A new report highlights importance of keeping guns away from the polls; and Florida wants an investigation of a fund to help pay returning citizens' court fees and fines so they can vote.

Stitching Together a Health Cost Containment Law

May 18, 2012

BOSTON - The Massachusetts Senate worked Thursday on a bill aimed at slowing the spiraling costs of health care. The progress on addressing dozens of amendments to the measure was watched closely - and with notable optimism in some quarters.

One theme likely to emerge when and if the legislation is adopted is a new emphasis on preventive efforts, according to Amy Whitcomb Slemmer, executive director of Health Care for All. She says that depends on the Senate finding a way to fund a public health trust.

"We think it will be a first-in-the-nation effort to incentivize and pay for evidence-based programs at the local and community level."

Overall, the legislation's goal is to reduce projected costs by $150 billion over the next 15 years. Opponents look askance at the costs of the bill's provisions and the creation of new state agencies. However, Whitcomb Slemmer says it is a potentially historic moment.

"We in Massachusetts have a front seat to history being made. We're the first jurisdiction in the country to address the cost and quality issue."

In her view, the Commonwealth is on the leading edge of health care reform, once again.

"Just as we showed the rest of the country how to provide almost everybody with health care coverage - which now has been echoed in the President's Affordable Care Act - we're confident that we're going to demonstrate how to improve the quality of care, while addressing escalating health care costs."
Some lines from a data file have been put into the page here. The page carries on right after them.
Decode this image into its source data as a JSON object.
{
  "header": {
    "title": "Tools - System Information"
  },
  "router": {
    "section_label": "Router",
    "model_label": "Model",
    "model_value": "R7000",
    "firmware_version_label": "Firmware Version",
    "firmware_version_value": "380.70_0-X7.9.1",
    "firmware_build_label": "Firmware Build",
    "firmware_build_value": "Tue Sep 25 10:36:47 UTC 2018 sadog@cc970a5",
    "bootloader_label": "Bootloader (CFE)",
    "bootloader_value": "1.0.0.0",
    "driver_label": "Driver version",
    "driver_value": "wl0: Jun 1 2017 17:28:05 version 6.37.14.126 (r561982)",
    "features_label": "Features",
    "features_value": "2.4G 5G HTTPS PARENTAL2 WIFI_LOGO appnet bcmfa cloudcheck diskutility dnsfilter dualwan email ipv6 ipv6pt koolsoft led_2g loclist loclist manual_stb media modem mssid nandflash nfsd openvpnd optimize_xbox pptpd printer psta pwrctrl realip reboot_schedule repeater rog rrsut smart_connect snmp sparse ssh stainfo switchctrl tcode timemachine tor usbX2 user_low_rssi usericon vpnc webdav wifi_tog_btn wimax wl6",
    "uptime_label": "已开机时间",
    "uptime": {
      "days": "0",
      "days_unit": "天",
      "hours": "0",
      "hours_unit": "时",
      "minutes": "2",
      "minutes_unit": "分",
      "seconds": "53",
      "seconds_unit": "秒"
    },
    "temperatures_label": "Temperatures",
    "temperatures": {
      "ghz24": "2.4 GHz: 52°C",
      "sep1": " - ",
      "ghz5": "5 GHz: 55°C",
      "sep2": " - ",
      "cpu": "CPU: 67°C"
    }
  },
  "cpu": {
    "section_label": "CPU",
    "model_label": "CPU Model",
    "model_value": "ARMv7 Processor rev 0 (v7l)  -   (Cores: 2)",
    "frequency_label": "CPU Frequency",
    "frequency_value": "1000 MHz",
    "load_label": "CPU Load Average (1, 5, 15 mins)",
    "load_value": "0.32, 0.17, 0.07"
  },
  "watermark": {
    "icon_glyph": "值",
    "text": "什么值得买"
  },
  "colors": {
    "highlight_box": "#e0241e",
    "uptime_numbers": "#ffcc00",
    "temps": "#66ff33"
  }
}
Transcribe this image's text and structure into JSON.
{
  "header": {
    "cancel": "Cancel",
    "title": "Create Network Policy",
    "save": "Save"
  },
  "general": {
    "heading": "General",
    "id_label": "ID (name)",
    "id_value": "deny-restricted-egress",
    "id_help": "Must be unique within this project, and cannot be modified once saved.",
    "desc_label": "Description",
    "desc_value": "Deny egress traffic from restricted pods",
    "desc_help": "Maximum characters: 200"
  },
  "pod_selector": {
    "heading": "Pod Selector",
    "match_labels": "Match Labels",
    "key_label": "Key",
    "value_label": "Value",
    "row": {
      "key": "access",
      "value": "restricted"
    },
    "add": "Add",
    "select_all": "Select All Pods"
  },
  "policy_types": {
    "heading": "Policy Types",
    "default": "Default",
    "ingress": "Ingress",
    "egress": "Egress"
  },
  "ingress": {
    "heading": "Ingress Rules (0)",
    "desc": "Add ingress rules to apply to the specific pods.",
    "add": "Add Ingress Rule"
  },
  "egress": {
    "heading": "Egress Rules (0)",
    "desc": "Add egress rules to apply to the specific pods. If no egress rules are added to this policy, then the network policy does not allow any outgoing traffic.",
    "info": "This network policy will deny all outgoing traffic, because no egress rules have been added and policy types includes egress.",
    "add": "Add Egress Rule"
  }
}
The discussion moves to the House next week, where additional amendments will likely be considered.

Mark Scheerer, Public News Service - MA